Exercise
Every line of the data must be retyped exactly as it stands.

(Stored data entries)
┄┄┄┄┄┄
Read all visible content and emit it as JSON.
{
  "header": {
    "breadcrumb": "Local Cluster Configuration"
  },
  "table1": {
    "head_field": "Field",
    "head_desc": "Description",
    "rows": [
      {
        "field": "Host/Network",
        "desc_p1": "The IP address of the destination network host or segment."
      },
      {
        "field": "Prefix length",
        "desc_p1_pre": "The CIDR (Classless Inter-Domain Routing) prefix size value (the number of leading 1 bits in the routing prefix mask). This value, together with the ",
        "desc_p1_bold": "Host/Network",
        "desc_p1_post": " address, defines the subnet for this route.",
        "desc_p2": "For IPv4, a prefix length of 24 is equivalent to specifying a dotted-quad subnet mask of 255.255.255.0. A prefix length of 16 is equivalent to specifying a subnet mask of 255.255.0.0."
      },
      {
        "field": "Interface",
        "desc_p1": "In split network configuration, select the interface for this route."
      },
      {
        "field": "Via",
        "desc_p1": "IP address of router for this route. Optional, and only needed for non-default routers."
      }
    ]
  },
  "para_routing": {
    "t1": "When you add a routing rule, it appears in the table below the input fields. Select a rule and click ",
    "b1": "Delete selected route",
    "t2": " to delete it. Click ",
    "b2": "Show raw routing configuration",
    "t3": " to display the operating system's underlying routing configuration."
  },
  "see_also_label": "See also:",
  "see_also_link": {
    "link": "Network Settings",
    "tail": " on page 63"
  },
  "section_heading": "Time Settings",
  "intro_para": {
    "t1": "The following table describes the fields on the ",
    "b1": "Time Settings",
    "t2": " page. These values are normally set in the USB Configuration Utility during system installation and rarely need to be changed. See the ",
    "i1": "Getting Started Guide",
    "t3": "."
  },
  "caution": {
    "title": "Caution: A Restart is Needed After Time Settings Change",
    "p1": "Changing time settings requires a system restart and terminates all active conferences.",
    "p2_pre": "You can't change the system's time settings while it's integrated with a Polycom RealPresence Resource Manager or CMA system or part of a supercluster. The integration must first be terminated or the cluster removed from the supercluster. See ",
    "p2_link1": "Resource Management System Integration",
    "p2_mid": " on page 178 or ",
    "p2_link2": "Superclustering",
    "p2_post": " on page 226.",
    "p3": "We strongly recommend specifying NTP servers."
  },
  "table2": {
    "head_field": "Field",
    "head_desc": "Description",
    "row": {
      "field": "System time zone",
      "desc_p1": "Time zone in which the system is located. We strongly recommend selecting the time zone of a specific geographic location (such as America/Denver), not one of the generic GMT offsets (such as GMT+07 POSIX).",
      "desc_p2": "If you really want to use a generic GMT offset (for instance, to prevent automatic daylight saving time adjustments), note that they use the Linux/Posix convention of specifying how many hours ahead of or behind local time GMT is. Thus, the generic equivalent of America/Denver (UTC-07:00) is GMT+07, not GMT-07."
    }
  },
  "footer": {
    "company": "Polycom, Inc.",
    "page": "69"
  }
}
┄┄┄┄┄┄
Task solution
Read all visible content and emit it as JSON.
{
  "header": {
    "breadcrumb": "Local Cluster Configuration"
  },
  "table1": {
    "head_field": "Field",
    "head_desc": "Description",
    "rows": [
      {
        "field": "Host/Network",
        "desc_p1": "The IP address of the destination network host or segment."
      },
      {
        "field": "Prefix length",
        "desc_p1_pre": "The CIDR (Classless Inter-Domain Routing) prefix size value (the number of leading 1 bits in the routing prefix mask). This value, together with the ",
        "desc_p1_bold": "Host/Network",
        "desc_p1_post": " address, defines the subnet for this route.",
        "desc_p2": "For IPv4, a prefix length of 24 is equivalent to specifying a dotted-quad subnet mask of 255.255.255.0. A prefix length of 16 is equivalent to specifying a subnet mask of 255.255.0.0."
      },
      {
        "field": "Interface",
        "desc_p1": "In split network configuration, select the interface for this route."
      },
      {
        "field": "Via",
        "desc_p1": "IP address of router for this route. Optional, and only needed for non-default routers."
      }
    ]
  },
  "para_routing": {
    "t1": "When you add a routing rule, it appears in the table below the input fields. Select a rule and click ",
    "b1": "Delete selected route",
    "t2": " to delete it. Click ",
    "b2": "Show raw routing configuration",
    "t3": " to display the operating system's underlying routing configuration."
  },
  "see_also_label": "See also:",
  "see_also_link": {
    "link": "Network Settings",
    "tail": " on page 63"
  },
  "section_heading": "Time Settings",
  "intro_para": {
    "t1": "The following table describes the fields on the ",
    "b1": "Time Settings",
    "t2": " page. These values are normally set in the USB Configuration Utility during system installation and rarely need to be changed. See the ",
    "i1": "Getting Started Guide",
    "t3": "."
  },
  "caution": {
    "title": "Caution: A Restart is Needed After Time Settings Change",
    "p1": "Changing time settings requires a system restart and terminates all active conferences.",
    "p2_pre": "You can't change the system's time settings while it's integrated with a Polycom RealPresence Resource Manager or CMA system or part of a supercluster. The integration must first be terminated or the cluster removed from the supercluster. See ",
    "p2_link1": "Resource Management System Integration",
    "p2_mid": " on page 178 or ",
    "p2_link2": "Superclustering",
    "p2_post": " on page 226.",
    "p3": "We strongly recommend specifying NTP servers."
  },
  "table2": {
    "head_field": "Field",
    "head_desc": "Description",
    "row": {
      "field": "System time zone",
      "desc_p1": "Time zone in which the system is located. We strongly recommend selecting the time zone of a specific geographic location (such as America/Denver), not one of the generic GMT offsets (such as GMT+07 POSIX).",
      "desc_p2": "If you really want to use a generic GMT offset (for instance, to prevent automatic daylight saving time adjustments), note that they use the Linux/Posix convention of specifying how many hours ahead of or behind local time GMT is. Thus, the generic equivalent of America/Denver (UTC-07:00) is GMT+07, not GMT-07."
    }
  },
  "footer": {
    "company": "Polycom, Inc.",
    "page": "69"
  }
}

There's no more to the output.